(YOUR TASK) Filter the entries for lines with the word "kind".

########

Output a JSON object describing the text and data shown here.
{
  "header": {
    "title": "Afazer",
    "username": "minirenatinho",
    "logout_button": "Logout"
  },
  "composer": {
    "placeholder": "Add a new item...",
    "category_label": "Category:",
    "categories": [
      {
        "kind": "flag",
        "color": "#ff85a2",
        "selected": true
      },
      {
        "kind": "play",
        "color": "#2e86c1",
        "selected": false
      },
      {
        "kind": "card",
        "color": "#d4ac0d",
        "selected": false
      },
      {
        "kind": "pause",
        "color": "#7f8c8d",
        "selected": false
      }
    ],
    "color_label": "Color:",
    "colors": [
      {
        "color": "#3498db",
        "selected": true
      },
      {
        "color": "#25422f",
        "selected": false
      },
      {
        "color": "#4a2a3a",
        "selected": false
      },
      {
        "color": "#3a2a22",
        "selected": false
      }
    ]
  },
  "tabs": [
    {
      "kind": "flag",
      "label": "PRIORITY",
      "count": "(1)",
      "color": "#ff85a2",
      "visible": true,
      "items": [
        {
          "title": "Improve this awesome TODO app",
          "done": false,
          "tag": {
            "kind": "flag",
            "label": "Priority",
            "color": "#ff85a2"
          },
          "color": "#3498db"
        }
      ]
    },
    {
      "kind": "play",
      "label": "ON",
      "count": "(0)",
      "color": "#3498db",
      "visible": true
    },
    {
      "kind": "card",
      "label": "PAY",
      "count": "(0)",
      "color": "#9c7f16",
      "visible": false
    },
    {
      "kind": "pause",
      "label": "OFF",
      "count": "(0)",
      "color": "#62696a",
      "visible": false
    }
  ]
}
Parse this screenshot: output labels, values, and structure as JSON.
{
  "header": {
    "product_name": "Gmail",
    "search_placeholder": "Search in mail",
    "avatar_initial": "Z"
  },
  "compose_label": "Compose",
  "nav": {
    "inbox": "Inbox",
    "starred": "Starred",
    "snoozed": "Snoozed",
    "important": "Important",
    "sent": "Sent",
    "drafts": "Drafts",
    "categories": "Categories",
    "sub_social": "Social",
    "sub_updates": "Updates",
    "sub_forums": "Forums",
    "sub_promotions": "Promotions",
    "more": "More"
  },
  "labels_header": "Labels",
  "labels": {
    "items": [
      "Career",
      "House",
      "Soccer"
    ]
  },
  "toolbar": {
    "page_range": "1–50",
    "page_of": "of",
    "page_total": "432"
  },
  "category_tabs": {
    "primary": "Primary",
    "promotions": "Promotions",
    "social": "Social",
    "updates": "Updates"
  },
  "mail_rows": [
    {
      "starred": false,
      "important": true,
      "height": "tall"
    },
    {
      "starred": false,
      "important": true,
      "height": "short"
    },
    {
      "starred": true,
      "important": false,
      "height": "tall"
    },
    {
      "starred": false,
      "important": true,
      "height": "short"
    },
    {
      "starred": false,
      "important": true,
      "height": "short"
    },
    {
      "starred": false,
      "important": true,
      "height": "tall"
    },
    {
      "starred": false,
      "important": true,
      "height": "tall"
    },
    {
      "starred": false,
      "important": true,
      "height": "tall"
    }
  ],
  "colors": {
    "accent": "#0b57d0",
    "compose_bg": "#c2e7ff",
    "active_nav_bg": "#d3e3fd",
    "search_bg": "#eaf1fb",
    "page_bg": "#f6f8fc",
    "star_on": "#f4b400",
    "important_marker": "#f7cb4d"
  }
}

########

(RESPONSE FOR THIS EXERCISE)
        "kind": "flag",
        "kind": "play",
        "kind": "card",
        "kind": "pause",
      "kind": "flag",
            "kind": "flag",
      "kind": "play",
      "kind": "card",
      "kind": "pause",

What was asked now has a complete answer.